Follow @knittymag on Instagram!

Knitty finally has its own Instagram account. 100% fiber-craft related stuff! Follow us, would you? To get all matchy, our Twitter account is now also @knittymag.


Our friend, designer Mercedes Tarasovich, spotted a worthwhile charity on Instagram. Through Unending Hugs@rape_response provides scarves for survivors. 


@knithacker always finds great stuff. Take a look at this incredible, huge, crocheted sea urchin, floating in the air!


We’re thrilled to report that Vickie Howell’s The Knit Show project was funded on Kickstarter. Vickie and her experienced team are already lining up guests for the show!


Another article on knitting and how it affects your health that is actually worth reading.


See our Spring+Summer 2017 cover pattern, Dingle, in a couple of new colorways!


Happy 10th Anniversary to Ravelry! We love you guys.

A Tiny Peek at The Spinning Box

Even the outside of the Spinning Box is happy!

I’ve been curious to see what’s inside The Spinning Box and Mary was kind enough to send me one. The Spinning Box is a subscription for spinning fiber samples and other goodies. You can buy one or subscribe for as many months as you like.

I’m just going to show you a quick peek for today. I’ll be going over what’s inside in more detail in the next few weeks. I really thought I could quickly show it all and that would be that, except for the spinning, but I was so happily surprised by a couple of things with this box. The quality of the fiber samples, they are really excellent, beautifully prepared and dyed samples. The size of the samples, these are very generous samples. I’ve seen a couple of others fiber boxes via friends and none had the amount of fiber in it that The spinning Box has. There are also other goodies, candy, 3-d glasses, soap and buttons.

 

All of it!

Here’s a bird’s eye view. The weather has been really rainy the past few days so the true gorgeousness of the fiber is diminished in this photo, but just look at how much there is! The total of the fiber is 14 ounces. I’ll be shooting each fiber sample individually once the sun comes back to play. I can’t wait to tear open the bags and start spinning. I plan on spinning a sample of each fiber offering and then making some sexy big rolags on my Clemes and Clemes blending board.

I’m going on a spinning getaway with girlfriends the weekend after this one and all of this is definitely coming along.

Have you bought a fiber box? What did you do with all of the fibers?

Save

WWW: Knitting as coping mechanism; Cape Town charity knitting; Icelandic and Danish knitting festivals; Liberty buys Sirdar (sorta)

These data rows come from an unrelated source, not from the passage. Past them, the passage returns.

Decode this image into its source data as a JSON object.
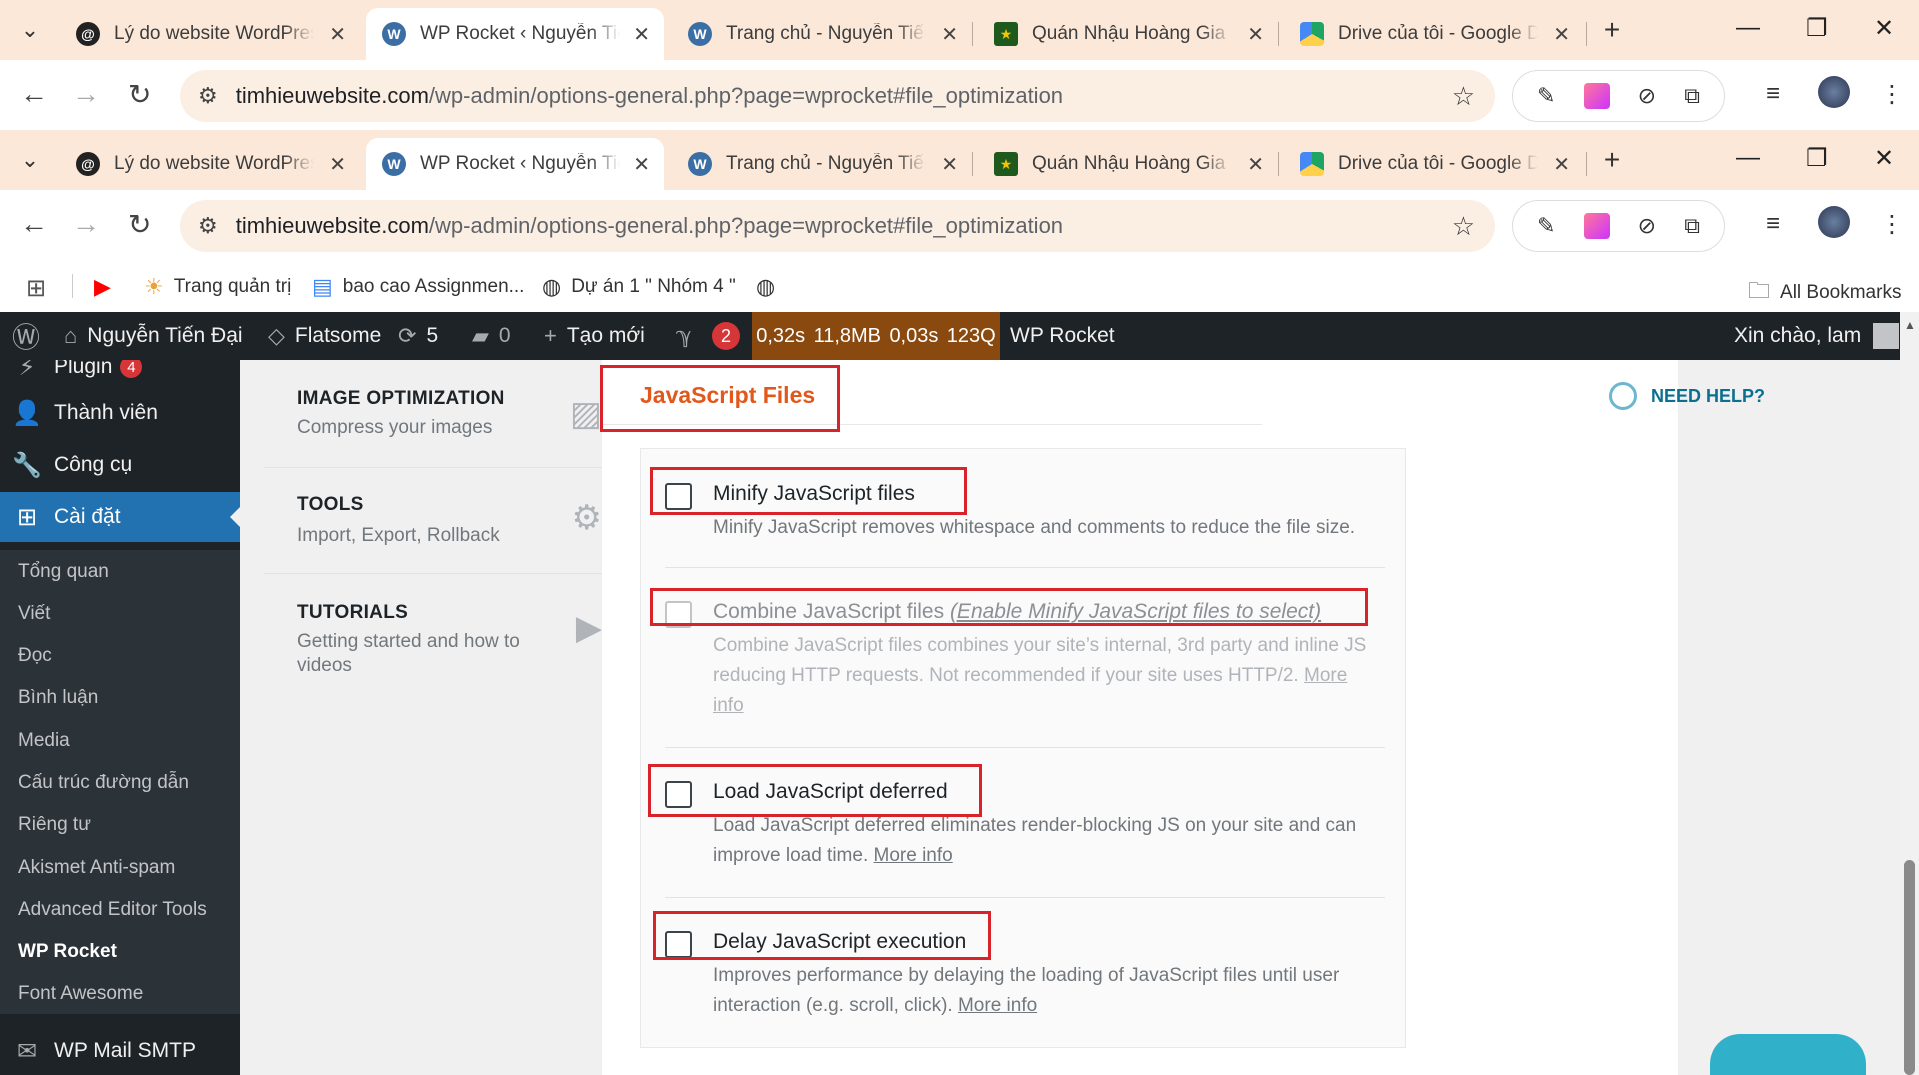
{
  "browser": {
    "tabs": [
      {
        "title": "Lý do website WordPress",
        "icon": "threads-icon"
      },
      {
        "title": "WP Rocket ‹ Nguyễn Tiến",
        "icon": "wordpress-icon",
        "active": true
      },
      {
        "title": "Trang chủ - Nguyễn Tiến",
        "icon": "wordpress-icon"
      },
      {
        "title": "Quán Nhậu Hoàng Gia",
        "icon": "star-favicon"
      },
      {
        "title": "Drive của tôi - Google Dr",
        "icon": "google-drive-icon"
      }
    ],
    "url_host": "timhieuwebsite.com",
    "url_path": "/wp-admin/options-general.php?page=wprocket#file_optimization",
    "bookmarks": [
      {
        "label": "",
        "icon": "youtube-icon"
      },
      {
        "label": "Trang quản trị",
        "icon": "bookmark-icon"
      },
      {
        "label": "bao cao Assignmen...",
        "icon": "docs-icon"
      },
      {
        "label": "Dự án 1 \" Nhóm 4 \"",
        "icon": "globe-icon"
      },
      {
        "label": "",
        "icon": "globe-icon"
      }
    ],
    "all_bookmarks": "All Bookmarks"
  },
  "adminbar": {
    "site_name": "Nguyễn Tiến Đại",
    "theme": "Flatsome",
    "updates": "5",
    "comments": "0",
    "new": "Tạo mới",
    "yoast_count": "2",
    "stats": [
      "0,32s",
      "11,8MB",
      "0,03s",
      "123Q"
    ],
    "wp_rocket": "WP Rocket",
    "greeting": "Xin chào, lam"
  },
  "sidebar": {
    "top": [
      {
        "label": "Plugin",
        "badge": "4"
      },
      {
        "label": "Thành viên"
      },
      {
        "label": "Công cụ"
      },
      {
        "label": "Cài đặt",
        "current": true
      }
    ],
    "sub": [
      "Tổng quan",
      "Viết",
      "Đọc",
      "Bình luận",
      "Media",
      "Cấu trúc đường dẫn",
      "Riêng tư",
      "Akismet Anti-spam",
      "Advanced Editor Tools",
      "WP Rocket",
      "Font Awesome"
    ],
    "bottom": "WP Mail SMTP"
  },
  "rocket_nav": [
    {
      "title": "IMAGE OPTIMIZATION",
      "desc": "Compress your images"
    },
    {
      "title": "TOOLS",
      "desc": "Import, Export, Rollback"
    },
    {
      "title": "TUTORIALS",
      "desc": "Getting started and how to videos"
    }
  ],
  "panel": {
    "title": "JavaScript Files",
    "need_help": "NEED HELP?",
    "options": [
      {
        "label": "Minify JavaScript files",
        "desc": "Minify JavaScript removes whitespace and comments to reduce the file size.",
        "checked": false
      },
      {
        "label": "Combine JavaScript files",
        "label_note": "(Enable Minify JavaScript files to select)",
        "desc": "Combine JavaScript files combines your site’s internal, 3rd party and inline JS reducing HTTP requests. Not recommended if your site uses HTTP/2.",
        "more": "More info",
        "disabled": true,
        "checked": false
      },
      {
        "label": "Load JavaScript deferred",
        "desc": "Load JavaScript deferred eliminates render-blocking JS on your site and can improve load time.",
        "more": "More info",
        "checked": false
      },
      {
        "label": "Delay JavaScript execution",
        "desc": "Improves performance by delaying the loading of JavaScript files until user interaction (e.g. scroll, click).",
        "more": "More info",
        "checked": false
      }
    ]
  },
  "colors": {
    "accent": "#2271b1",
    "rocket_orange": "#e2571a",
    "highlight_red": "#d8232a"
  }
}
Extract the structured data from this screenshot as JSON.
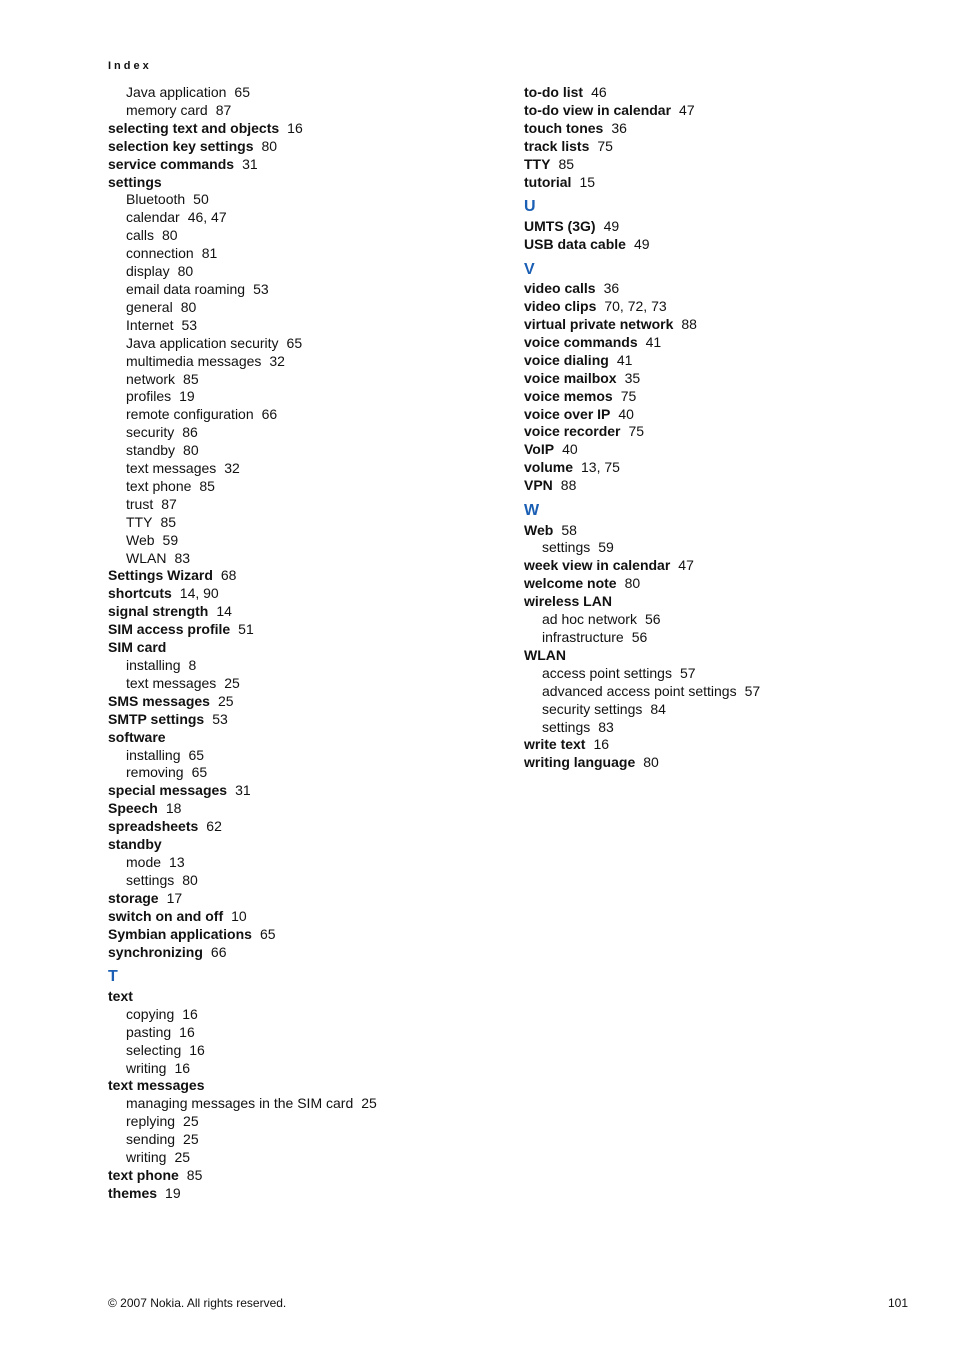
{
  "running_head": "Index",
  "footer": {
    "copyright": "© 2007 Nokia. All rights reserved.",
    "page": "101"
  },
  "left": [
    {
      "type": "sub",
      "term": "Java application",
      "pages": "65"
    },
    {
      "type": "sub",
      "term": "memory card",
      "pages": "87"
    },
    {
      "type": "bold",
      "term": "selecting text and objects",
      "pages": "16"
    },
    {
      "type": "bold",
      "term": "selection key settings",
      "pages": "80"
    },
    {
      "type": "bold",
      "term": "service commands",
      "pages": "31"
    },
    {
      "type": "bold",
      "term": "settings",
      "pages": ""
    },
    {
      "type": "sub",
      "term": "Bluetooth",
      "pages": "50"
    },
    {
      "type": "sub",
      "term": "calendar",
      "pages": "46, 47"
    },
    {
      "type": "sub",
      "term": "calls",
      "pages": "80"
    },
    {
      "type": "sub",
      "term": "connection",
      "pages": "81"
    },
    {
      "type": "sub",
      "term": "display",
      "pages": "80"
    },
    {
      "type": "sub",
      "term": "email data roaming",
      "pages": "53"
    },
    {
      "type": "sub",
      "term": "general",
      "pages": "80"
    },
    {
      "type": "sub",
      "term": "Internet",
      "pages": "53"
    },
    {
      "type": "sub",
      "term": "Java application security",
      "pages": "65"
    },
    {
      "type": "sub",
      "term": "multimedia messages",
      "pages": "32"
    },
    {
      "type": "sub",
      "term": "network",
      "pages": "85"
    },
    {
      "type": "sub",
      "term": "profiles",
      "pages": "19"
    },
    {
      "type": "sub",
      "term": "remote configuration",
      "pages": "66"
    },
    {
      "type": "sub",
      "term": "security",
      "pages": "86"
    },
    {
      "type": "sub",
      "term": "standby",
      "pages": "80"
    },
    {
      "type": "sub",
      "term": "text messages",
      "pages": "32"
    },
    {
      "type": "sub",
      "term": "text phone",
      "pages": "85"
    },
    {
      "type": "sub",
      "term": "trust",
      "pages": "87"
    },
    {
      "type": "sub",
      "term": "TTY",
      "pages": "85"
    },
    {
      "type": "sub",
      "term": "Web",
      "pages": "59"
    },
    {
      "type": "sub",
      "term": "WLAN",
      "pages": "83"
    },
    {
      "type": "bold",
      "term": "Settings Wizard",
      "pages": "68"
    },
    {
      "type": "bold",
      "term": "shortcuts",
      "pages": "14, 90"
    },
    {
      "type": "bold",
      "term": "signal strength",
      "pages": "14"
    },
    {
      "type": "bold",
      "term": "SIM access profile",
      "pages": "51"
    },
    {
      "type": "bold",
      "term": "SIM card",
      "pages": ""
    },
    {
      "type": "sub",
      "term": "installing",
      "pages": "8"
    },
    {
      "type": "sub",
      "term": "text messages",
      "pages": "25"
    },
    {
      "type": "bold",
      "term": "SMS messages",
      "pages": "25"
    },
    {
      "type": "bold",
      "term": "SMTP settings",
      "pages": "53"
    },
    {
      "type": "bold",
      "term": "software",
      "pages": ""
    },
    {
      "type": "sub",
      "term": "installing",
      "pages": "65"
    },
    {
      "type": "sub",
      "term": "removing",
      "pages": "65"
    },
    {
      "type": "bold",
      "term": "special messages",
      "pages": "31"
    },
    {
      "type": "bold",
      "term": "Speech",
      "pages": "18"
    },
    {
      "type": "bold",
      "term": "spreadsheets",
      "pages": "62"
    },
    {
      "type": "bold",
      "term": "standby",
      "pages": ""
    },
    {
      "type": "sub",
      "term": "mode",
      "pages": "13"
    },
    {
      "type": "sub",
      "term": "settings",
      "pages": "80"
    },
    {
      "type": "bold",
      "term": "storage",
      "pages": "17"
    },
    {
      "type": "bold",
      "term": "switch on and off",
      "pages": "10"
    },
    {
      "type": "bold",
      "term": "Symbian applications",
      "pages": "65"
    },
    {
      "type": "bold",
      "term": "synchronizing",
      "pages": "66"
    },
    {
      "type": "head",
      "term": "T"
    },
    {
      "type": "bold",
      "term": "text",
      "pages": ""
    },
    {
      "type": "sub",
      "term": "copying",
      "pages": "16"
    },
    {
      "type": "sub",
      "term": "pasting",
      "pages": "16"
    },
    {
      "type": "sub",
      "term": "selecting",
      "pages": "16"
    },
    {
      "type": "sub",
      "term": "writing",
      "pages": "16"
    },
    {
      "type": "bold",
      "term": "text messages",
      "pages": ""
    },
    {
      "type": "sub",
      "term": "managing messages in the SIM card",
      "pages": "25"
    },
    {
      "type": "sub",
      "term": "replying",
      "pages": "25"
    },
    {
      "type": "sub",
      "term": "sending",
      "pages": "25"
    },
    {
      "type": "sub",
      "term": "writing",
      "pages": "25"
    },
    {
      "type": "bold",
      "term": "text phone",
      "pages": "85"
    },
    {
      "type": "bold",
      "term": "themes",
      "pages": "19"
    }
  ],
  "right": [
    {
      "type": "bold",
      "term": "to-do list",
      "pages": "46"
    },
    {
      "type": "bold",
      "term": "to-do view in calendar",
      "pages": "47"
    },
    {
      "type": "bold",
      "term": "touch tones",
      "pages": "36"
    },
    {
      "type": "bold",
      "term": "track lists",
      "pages": "75"
    },
    {
      "type": "bold",
      "term": "TTY",
      "pages": "85"
    },
    {
      "type": "bold",
      "term": "tutorial",
      "pages": "15"
    },
    {
      "type": "head",
      "term": "U"
    },
    {
      "type": "bold",
      "term": "UMTS (3G)",
      "pages": "49"
    },
    {
      "type": "bold",
      "term": "USB data cable",
      "pages": "49"
    },
    {
      "type": "head",
      "term": "V"
    },
    {
      "type": "bold",
      "term": "video calls",
      "pages": "36"
    },
    {
      "type": "bold",
      "term": "video clips",
      "pages": "70, 72, 73"
    },
    {
      "type": "bold",
      "term": "virtual private network",
      "pages": "88"
    },
    {
      "type": "bold",
      "term": "voice commands",
      "pages": "41"
    },
    {
      "type": "bold",
      "term": "voice dialing",
      "pages": "41"
    },
    {
      "type": "bold",
      "term": "voice mailbox",
      "pages": "35"
    },
    {
      "type": "bold",
      "term": "voice memos",
      "pages": "75"
    },
    {
      "type": "bold",
      "term": "voice over IP",
      "pages": "40"
    },
    {
      "type": "bold",
      "term": "voice recorder",
      "pages": "75"
    },
    {
      "type": "bold",
      "term": "VoIP",
      "pages": "40"
    },
    {
      "type": "bold",
      "term": "volume",
      "pages": "13, 75"
    },
    {
      "type": "bold",
      "term": "VPN",
      "pages": "88"
    },
    {
      "type": "head",
      "term": "W"
    },
    {
      "type": "bold",
      "term": "Web",
      "pages": "58"
    },
    {
      "type": "sub",
      "term": "settings",
      "pages": "59"
    },
    {
      "type": "bold",
      "term": "week view in calendar",
      "pages": "47"
    },
    {
      "type": "bold",
      "term": "welcome note",
      "pages": "80"
    },
    {
      "type": "bold",
      "term": "wireless LAN",
      "pages": ""
    },
    {
      "type": "sub",
      "term": "ad hoc network",
      "pages": "56"
    },
    {
      "type": "sub",
      "term": "infrastructure",
      "pages": "56"
    },
    {
      "type": "bold",
      "term": "WLAN",
      "pages": ""
    },
    {
      "type": "sub",
      "term": "access point settings",
      "pages": "57"
    },
    {
      "type": "sub",
      "term": "advanced access point settings",
      "pages": "57"
    },
    {
      "type": "sub",
      "term": "security settings",
      "pages": "84"
    },
    {
      "type": "sub",
      "term": "settings",
      "pages": "83"
    },
    {
      "type": "bold",
      "term": "write text",
      "pages": "16"
    },
    {
      "type": "bold",
      "term": "writing language",
      "pages": "80"
    }
  ]
}
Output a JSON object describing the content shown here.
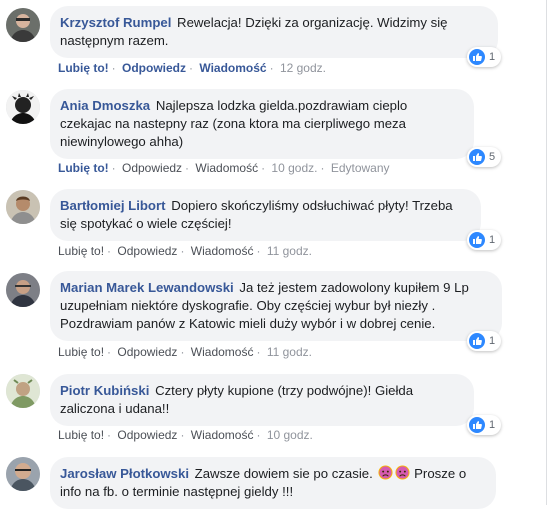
{
  "comments": [
    {
      "name": "Krzysztof Rumpel",
      "text": "Rewelacja! Dzięki za organizację. Widzimy się następnym razem.",
      "like": "Lubię to!",
      "reply": "Odpowiedz",
      "message": "Wiadomość",
      "time": "12 godz.",
      "reactions": "1"
    },
    {
      "name": "Ania Dmoszka",
      "text": "Najlepsza lodzka gielda.pozdrawiam cieplo czekajac na nastepny raz (zona ktora ma cierpliwego meza niewinylowego ahha)",
      "like": "Lubię to!",
      "reply": "Odpowiedz",
      "message": "Wiadomość",
      "time": "10 godz.",
      "edited": "Edytowany",
      "reactions": "5"
    },
    {
      "name": "Bartłomiej Libort",
      "text": "Dopiero skończyliśmy odsłuchiwać płyty! Trzeba się spotykać o wiele częściej!",
      "like": "Lubię to!",
      "reply": "Odpowiedz",
      "message": "Wiadomość",
      "time": "11 godz.",
      "reactions": "1"
    },
    {
      "name": "Marian Marek Lewandowski",
      "text": "Ja też jestem zadowolony kupiłem 9 Lp uzupełniam niektóre dyskografie. Oby częściej wybur był niezły . Pozdrawiam panów z Katowic mieli duży wybór i w dobrej cenie.",
      "like": "Lubię to!",
      "reply": "Odpowiedz",
      "message": "Wiadomość",
      "time": "11 godz.",
      "reactions": "1"
    },
    {
      "name": "Piotr Kubiński",
      "text": "Cztery płyty kupione (trzy podwójne)! Giełda zaliczona i udana!!",
      "like": "Lubię to!",
      "reply": "Odpowiedz",
      "message": "Wiadomość",
      "time": "10 godz.",
      "reactions": "1"
    },
    {
      "name": "Jarosław Płotkowski",
      "text": "Zawsze dowiem sie po czasie.",
      "text2": "Prosze o info na fb. o terminie następnej gieldy !!!"
    }
  ],
  "colors": {
    "name": "#385898",
    "bubble": "#f2f3f5",
    "meta": "#90949c",
    "like_blue": "#2d88ff"
  },
  "icons": [
    "like-thumb-icon",
    "worried-face-icon"
  ]
}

Washington, DC:  Way-back Knitty contributor Suzyn Gonzalez writes about how knitting got her through a scary period in her life. Hint: it involves knitted representations of internal organs.


Cape Town, Africa: Winter is setting in in South Africa, so the 67 Blankets for Nelson Mandela Day initiative has returned. Crochet, knitting and loom knitting are all welcome.


I wanna go.

Blönduós, Iceland: While Kate and I will be at TNNA in Columbus, OH, lucky knitters will be at the 2nd annual Prjónagleði Knitting Festival 2017. 20 cool lectures and workshops will be offered over the weekend.

This festival is modeled after the one in Fanø, Denmark. This year, Strikkefestival will be held Sept 15-19, if you want to plan ahead.


DMC embroidery threads

London, UK: The company that owns Liberty has scooped up Sirdar yarns, adding them to their other recent needlework company purchases: DMC embroidery threads and Wool and the Gang. Will be interesting to see what this will bring to each of the individual companies.

Will Liberty’s iconic prints be involved in any way?


As you might have noticed, the format of WWW looks a smidge different today. That’s because our beloved Kate, who has been writing these blog posts for many years, has passed the torch on to me (Amy). Kate will continue in all her other roles at Knitty. (Yay!)

I cannot thank Kate enough for keeping our readers apprised of trends, events, happenings and other cool news in such an entertaining way over the years. I salute you, Kate!

–Amy